their samples in sites where lesbians obviously congregated, such as bars or feminist and lesbian activist meetings. Not surprisingly, scientists found in those samples that lesbians consumed alcohol and, parenthetically, were predominantly feminists and lesbian activists. This confounding of outcome variables with convenience sampling strategies undermines confidence in the prevalences of particular behaviors, health risks, and health and mental health conditions reported in these studies.
Much of the existing research on lesbians has obtained research subjects from lesbian community groups (e.g., mailing or membership lists from lesbian or gay organizations). Other researchers have obtained subjects at regional or national gay or lesbian events that draw people from a large geographic area. These nonprobability methods of obtaining lesbian research subjects yield samples that are not representative of the general population of lesbians since they are limited to lesbians who are open enough about their sexual orientation to attend community events or who subscribe to lesbian and gay newspapers and magazines.

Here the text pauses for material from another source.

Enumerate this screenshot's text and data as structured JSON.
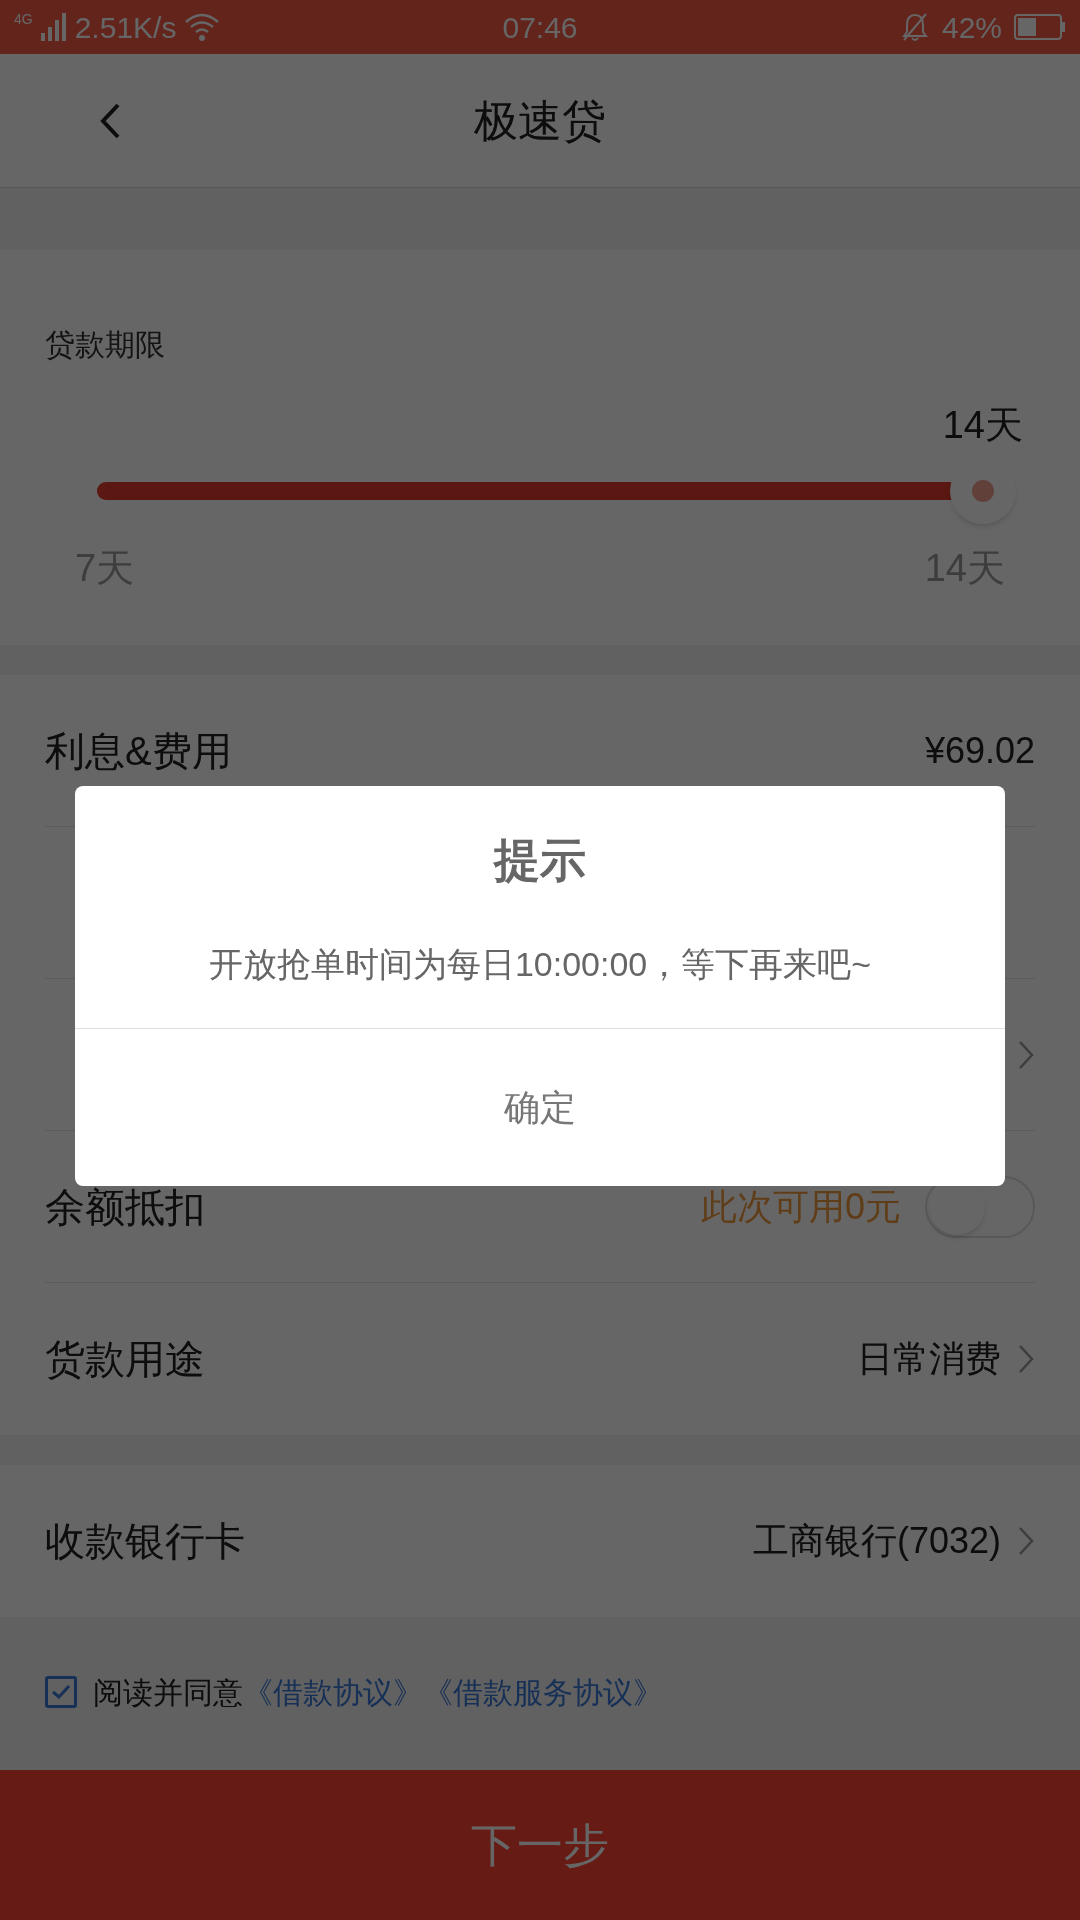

These sampling biases may not be fatal flaws, however, if the researcher's interest is in a particular subset of the lesbian population. For example, a sample drawn at a widely attended lesbian event may be relatively representative of lesbians who have come out, a potentially important group for researchers to study because they are the most visible to the public and so may affect how heterosexuals view lesbians. Therefore, nonprobability samples can generate population estimates that may be generalizable to restricted subpopulations of lesbians. It is critical, however, that the limits of generalization be acknowledged and that the findings observed in these restricted groups are not assumed to apply to all lesbians. For many purposes of health research, however, such as measuring the prevalence of disease conditions or risk factors in lesbians, more representative sampling designs will be preferable to nonprobability samples.
A variety of sampling techniques have been designed to identify members of "rare" population subgroups for research studies (i.e., sub-